One of those companies is tire maker Continental AG, which announced Thursday that it was building a half-billion-dollar plant in Sumter Counter, S.C. The new plant would manufacture car and truck tires for the U.S. car market, and bring 1,600 jobs to the area. It is a major turnaround in an industry that for the past decade has seen plants shuttered in the U.S. in favor of overseas operations.
"If you have goods close to the customer, you don't have all that inventory sitting on that water," Sirkin said. "Companies are beginning to realize this as costs get narrower and narrower. It's a difference, and they are starting to move plants and equipment back to the United States."
He said for U.S. companies it had become an economic question, not necessarily a patriotic one. No matter the reason, for the Americans desperately in need of jobs, news that more companies might be hiring is always welcome.

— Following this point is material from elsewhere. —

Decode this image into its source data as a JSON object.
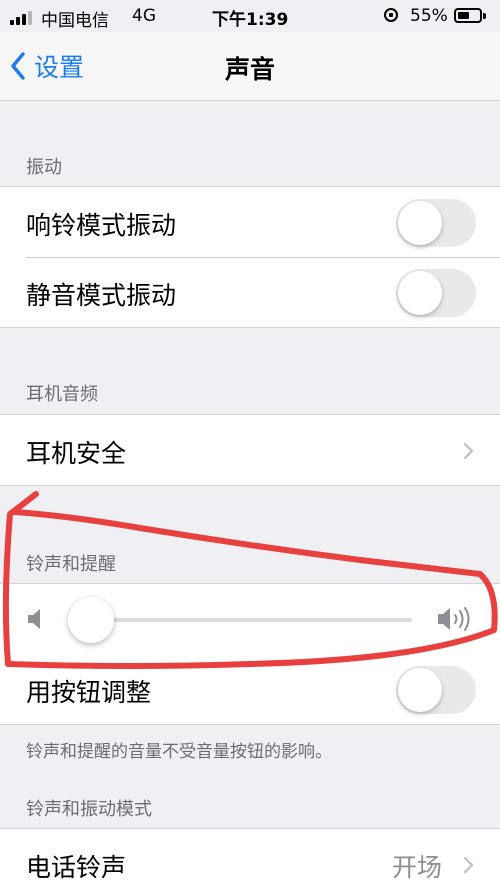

Farouk Systems USA, a hair dryer company in Houston, has seen that firsthand. It has already brought 1,200 jobs back from China recently, giving people like Patricia Benitez, a wife and mother of four, a shot at a new future.
Sirkin said there were ways to speed up the return of companies to the states.
"There are incentives that can be made by the government that would help make that transition easier because it may not be economic for companies over the next two to three years but will be in the next five," he said. "There can be incentives that can be made over taxes."
Sirkin also had advice for consumers in the U.S., where 75 percent of consumer goods are currently made.
"It would be nice if people could focus on 'Made in America,'" he said. "We could move that number from 75 to a larger number, and that would create a tremendous number of jobs. ... You can move the needle by 2 [million] or 3 million jobs by just some small changes."